Research at the Department of Marine Technology

MARITIME INDUSTRY AND ENGINEERING. Our utilization of the sea has played a decisive role in increasing prosperity in Norway, both directly—though the resources we have harvested and the income earned; but also through the industries created by shipping operations and maritime activities. This significant value creation is based on knowledte and expertise, in which research is playing an increasingly important role.

THE OIL AND GAS EPOCH in Norway began in April 1965, when the first North Sea Continental Shelf grid areas were leased. The first discovery occurred a couple years later, and in 1971 production began on the Ekofisk-field, in the southern corner of the Norwegian sector. Today, Norway is the world's second largest oil exporter, after Saudi Arabia. In 1999 the value of oil exports was 168 billion, and accounted for approximately 15% of the nation's income.

is Norway's second largest export industry, after oil and gas. Our nation is one of the world's largest exporters of seafood, sending approximately 95% of all production abroad. Norway is also one of the biggest fish farming nations, specializing in the production of salmon and trout. Technological challenges still remain, tied to issues of efficiency and the environment.

Centres and infrastructure

Centre for Ships and Ocean Structures (CeSOS ): seeks to develop fundamental knowledge about how ships and other structures behave in the ocean environment, using analytical, numerical and experimental studies. This knowledge is vital, both now and in the future, for the design of safe, cost effective and environmentally friendly structures as well as in the planning and execution of marine operations.
» Web site: CeSOS

Rolls-Royce University Technology Centre (UTC):
Performance in a Seaway: Marine propellers must also perform well in rough weather. One might think this obvious, but the fact is that up until today propellers and propulsion systems have been designed for optimum performance in calm waters. Rough weather operations have been taken into account using only crude safety factors. In order to further understanding and provide the necessary tools for the rational design of propellers and propulsors in rough water operations, Rolls-Royce Marine, MARINTEK and NTNU have engaged in a ten-year research programme focusing on seaway performance.
» Website for UTC - Performance in a Seaway

Trondheim Marine Systems RI (Research Infrastructure): Through the Hydralab IV European project (FP7), European research groups are offered free transnational access opportunities to the NTNU Sletvik field station and Bay of Hopavågen. This natural environment is ideal for studying eco-hydrodynamics and transport processes relevant for marine chemists, biologists, physicists and geologists. Applications for access are evaluated on an annual basis.

AMOS Our vision is to establish a world-leading research centre in autonomous marine operations and systems: A lively scientific heart where fundamental knowledge is created through multidisciplinary theoretical, numerical and experimental research within the knowledge fields of hydrodynamics, structural mechanics, guidance, navigation and control. Cutting-edge inter-disciplinary research will provide the needed bridge to make high levels of autonomy a reality for ships and ocean structures, unmanned vehicles and marine operations, to meet the challenges related to greener and safer maritime transport, monitoring and surveillance of the coast and oceans, offshore renewable energy as well as oil and gas exploration and production in deeper and Arctic waters.

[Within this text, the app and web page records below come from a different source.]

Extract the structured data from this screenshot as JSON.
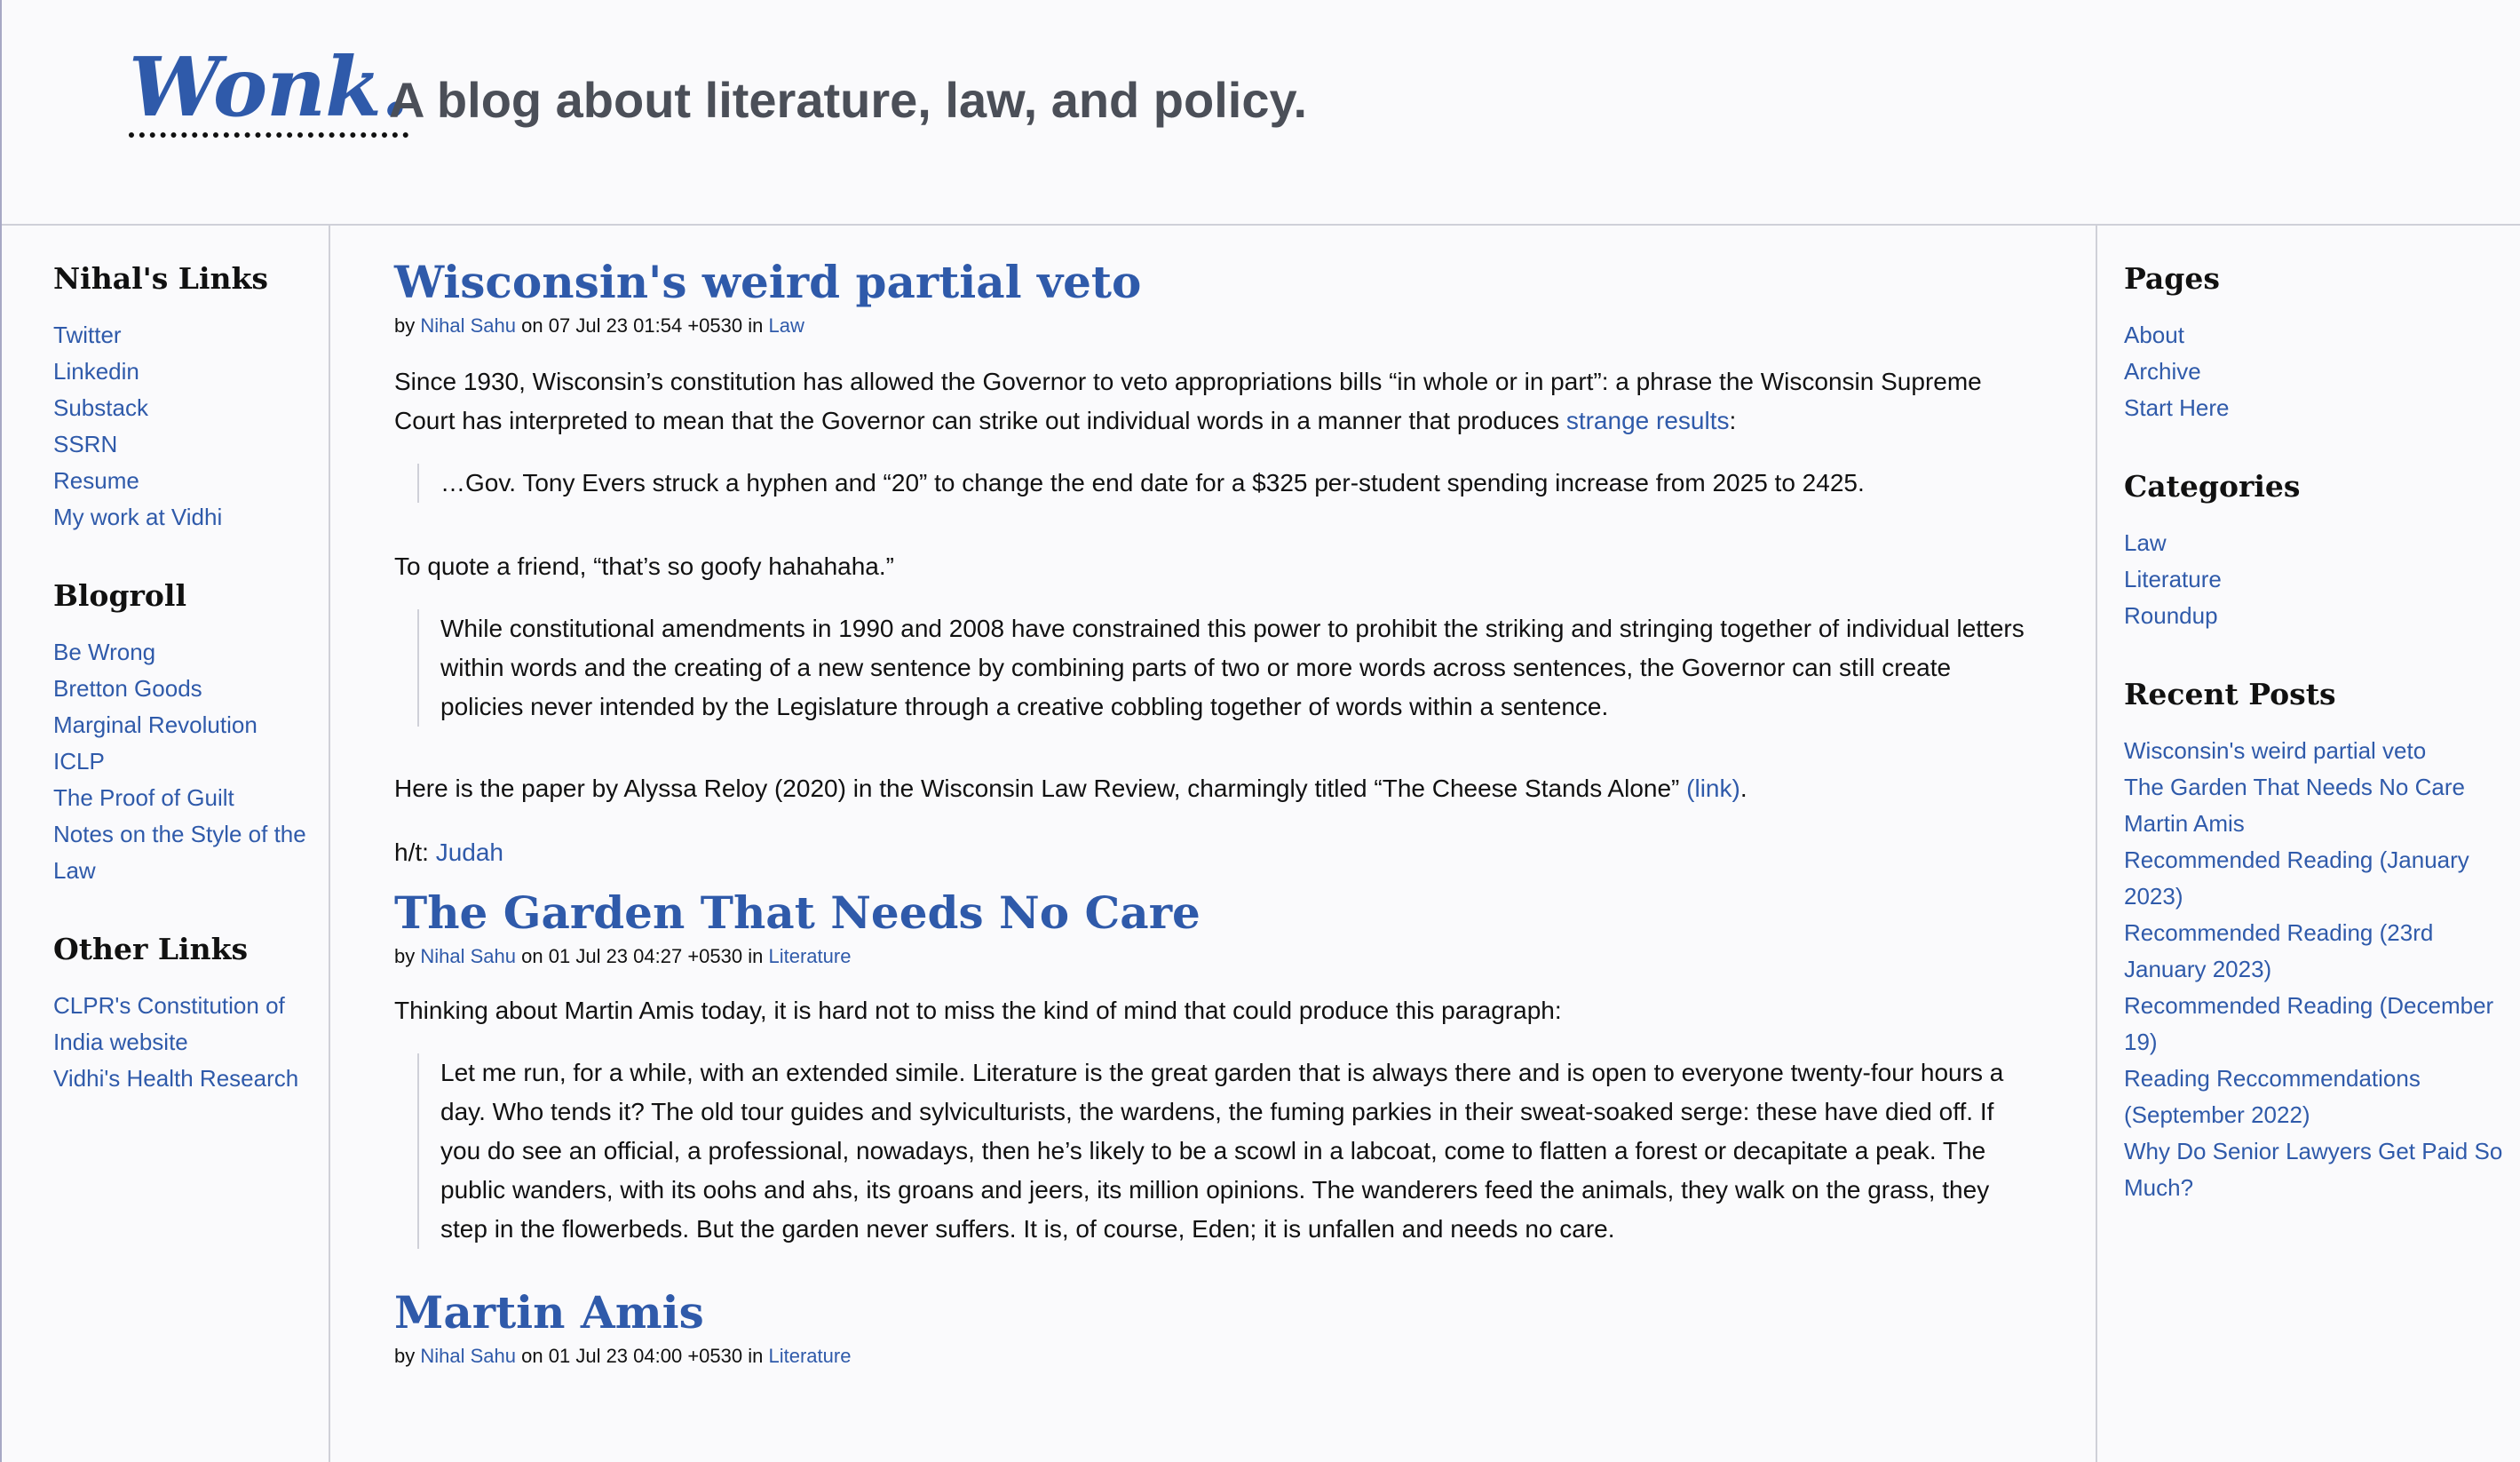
{
  "site": {
    "brand": "Wonk.",
    "tagline": "A blog about literature, law, and policy."
  },
  "left_sidebar": {
    "sections": [
      {
        "heading": "Nihal's Links",
        "items": [
          "Twitter",
          "Linkedin",
          "Substack",
          "SSRN",
          "Resume",
          "My work at Vidhi"
        ]
      },
      {
        "heading": "Blogroll",
        "items": [
          "Be Wrong",
          "Bretton Goods",
          "Marginal Revolution",
          "ICLP",
          "The Proof of Guilt",
          "Notes on the Style of the Law"
        ]
      },
      {
        "heading": "Other Links",
        "items": [
          "CLPR's Constitution of India website",
          "Vidhi's Health Research"
        ]
      }
    ]
  },
  "right_sidebar": {
    "sections": [
      {
        "heading": "Pages",
        "items": [
          "About",
          "Archive",
          "Start Here"
        ]
      },
      {
        "heading": "Categories",
        "items": [
          "Law",
          "Literature",
          "Roundup"
        ]
      },
      {
        "heading": "Recent Posts",
        "items": [
          "Wisconsin's weird partial veto",
          "The Garden That Needs No Care",
          "Martin Amis",
          "Recommended Reading (January 2023)",
          "Recommended Reading (23rd January 2023)",
          "Recommended Reading (December 19)",
          "Reading Reccommendations (September 2022)",
          "Why Do Senior Lawyers Get Paid So Much?"
        ]
      }
    ]
  },
  "posts": [
    {
      "title": "Wisconsin's weird partial veto",
      "by_label": "by",
      "author": "Nihal Sahu",
      "on_label": "on",
      "date": "07 Jul 23 01:54 +0530",
      "in_label": "in",
      "category": "Law",
      "p1_text": "Since 1930, Wisconsin’s constitution has allowed the Governor to veto appropriations bills “in whole or in part”: a phrase the Wisconsin Supreme Court has interpreted to mean that the Governor can strike out individual words in a manner that produces ",
      "p1_link": "strange results",
      "p1_end": ":",
      "quote1": "…Gov. Tony Evers struck a hyphen and “20” to change the end date for a $325 per-student spending increase from 2025 to 2425.",
      "p2": "To quote a friend, “that’s so goofy hahahaha.”",
      "quote2": "While constitutional amendments in 1990 and 2008 have constrained this power to prohibit the striking and stringing together of individual letters within words and the creating of a new sentence by combining parts of two or more words across sentences, the Governor can still create policies never intended by the Legislature through a creative cobbling together of words within a sentence.",
      "p3_text": "Here is the paper by Alyssa Reloy (2020) in the Wisconsin Law Review, charmingly titled “The Cheese Stands Alone” ",
      "p3_link": "(link)",
      "p3_end": ".",
      "p4_text": "h/t: ",
      "p4_link": "Judah"
    },
    {
      "title": "The Garden That Needs No Care",
      "by_label": "by",
      "author": "Nihal Sahu",
      "on_label": "on",
      "date": "01 Jul 23 04:27 +0530",
      "in_label": "in",
      "category": "Literature",
      "p1": "Thinking about Martin Amis today, it is hard not to miss the kind of mind that could produce this paragraph:",
      "quote": "Let me run, for a while, with an extended simile. Literature is the great garden that is always there and is open to everyone twenty-four hours a day. Who tends it? The old tour guides and sylviculturists, the wardens, the fuming parkies in their sweat-soaked serge: these have died off. If you do see an official, a professional, nowadays, then he’s likely to be a scowl in a labcoat, come to flatten a forest or decapitate a peak. The public wanders, with its oohs and ahs, its groans and jeers, its million opinions. The wanderers feed the animals, they walk on the grass, they step in the flowerbeds. But the garden never suffers. It is, of course, Eden; it is unfallen and needs no care."
    },
    {
      "title": "Martin Amis",
      "by_label": "by",
      "author": "Nihal Sahu",
      "on_label": "on",
      "date": "01 Jul 23 04:00 +0530",
      "in_label": "in",
      "category": "Literature"
    }
  ],
  "colors": {
    "link": "#2f5aaa",
    "background": "#fafafc",
    "tagline": "#4b4f58",
    "border": "#cfd0d8"
  }
}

Sizeable projects and research programmes

CyberMar (Marie Curie Training Site):
Status = completed/finalized.
CYBERMAR was a multidisciplinary research and development program addressing the integration of mathematical modelling of marine structural dynamics and hydrodynamics, control engineering and information technology.

FPSO Operational Safety: considered are individuals, procedures, organisation and environment, or classified alternatively; equipment, people and management systems, all within the framework of culture and environment.
» more about FPSO Operational Safety

Hydroelastic effects and dynamic response of propellers and thrusters - HyDynPro
The project aims at finding the real dimensioning loads on the drive-train of azimuthing thrusters operating in extreme environmental loads, including large waves, propeller ventilation and ice. To integrate hydrodynamic loads and dynamic response of the drive-train of the thruster, a Multi-Body Simulation Model is applied. 
 » HydynPro webpage

Ship Propulsion in Extreme Seas - SeaPro
Status = completed/finalized.
The objective of the project was to develop knowledge and tools for optimisation of ships and ship propulsion systems for operation in heavy sea conditions, with respect to safety, reliability and efficiency.
» SeaPro webpage

Viscous Flow Around Ships and Other Marine Constructions: A Strategic University Program (SUP) focusing on Computational Fluid Dynamics (CFD) . The program is a collaboration involving several research environments at NTNU, the primary actors being: Marine Hydrodynamics (IMT), Fluids Engineering (EPT), and Applied Mathematics (IME and SINTEF).
» read about Marine CFD